Marketing of the placebo: Everyone gets their own belief
The placebo effect isn't a lie. In fact, if you believe something is going to help you get better, it may very well do just that.
This very same effect works with stereo equipment, wine, politicians... just about everything where our belief intersects with reality.
You can believe that Ford is better than Chevy, that California reds are better than French ones and that your particular tribe is right (and that everyone else is wrong.)
Marketers love the placebo effect because it opens the door to stories and fables and word of mouth and varied perceptions. It gives marketers room to sell more than price and features. The first cultural byproduct this benefit creates is the notion that everyone is entitled to believe what they believe, and it’s rude to question it.

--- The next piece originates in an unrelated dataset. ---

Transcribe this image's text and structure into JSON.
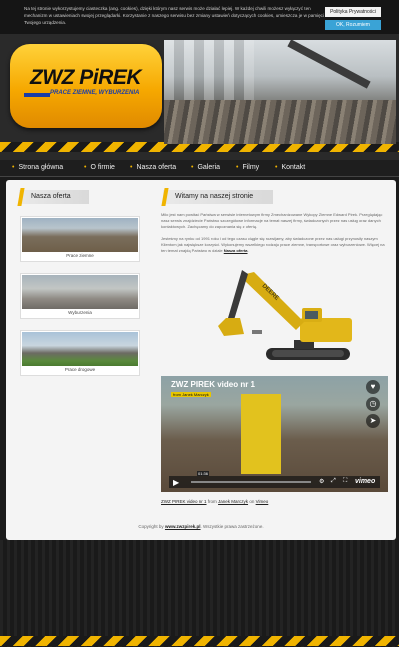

The second, is a real problem, though. If you spend enough time experiencing your own take on reality, you come to believe that what works for you might actually be a universal truth. Marketing plus psychology might equal science, it seems.
For the placebo to work, you have to believe it, but sometimes believing requires suspension of your connection with verifiable fact.
When that happens, we might believe that we’re entitled to believe things that conflict with demonstrable truth and an understanding of reality. With enough internal spin, you can believe that the moon walk was a fake, that levitation is possible and that the world is only 6,000 years old. You are welcome to believe that aqua metals will improve your sports performance and that z-rays will cure your arthritis, but only until it collides with things that are actually true. Placebos are a good thing, and everyone is entitled to their own beliefs, but they're not entitled to their own science.
We now have to deal with the fallout from personal science. We've so blurred the lines between stories we tell ourselves and our perception of the outside world that it's easy to be confused and easier still to confuse others if it advances your cause.
Consider the fact that the world is getting warmer. To be clear, everyone is entitled to have an opinion on what to do about global warming. The question I'm wondering about is whether we should solicit the opinions of the population as to whether or not it exists. We're asking people to bring their knowledge of statistics, earth science and atmospherics to bear on analyzing data... Of course, most people don't have that knowledge, or care that they don't. If all that matters is belief, why should they?
Dylan told us that you don't need a weatherman to know which way the wind blows... I'm not sure you need to take a poll either.
Before you send me an angry email, consider that the question of what we should do about the trend is a different discussion, one that should be had. The question of how (or if) we should take action is not what this post is about. The trend I'm concerned with is the notion that we're entitled to get upset when the truth doesn't match our point of view. Does the weather care what you think?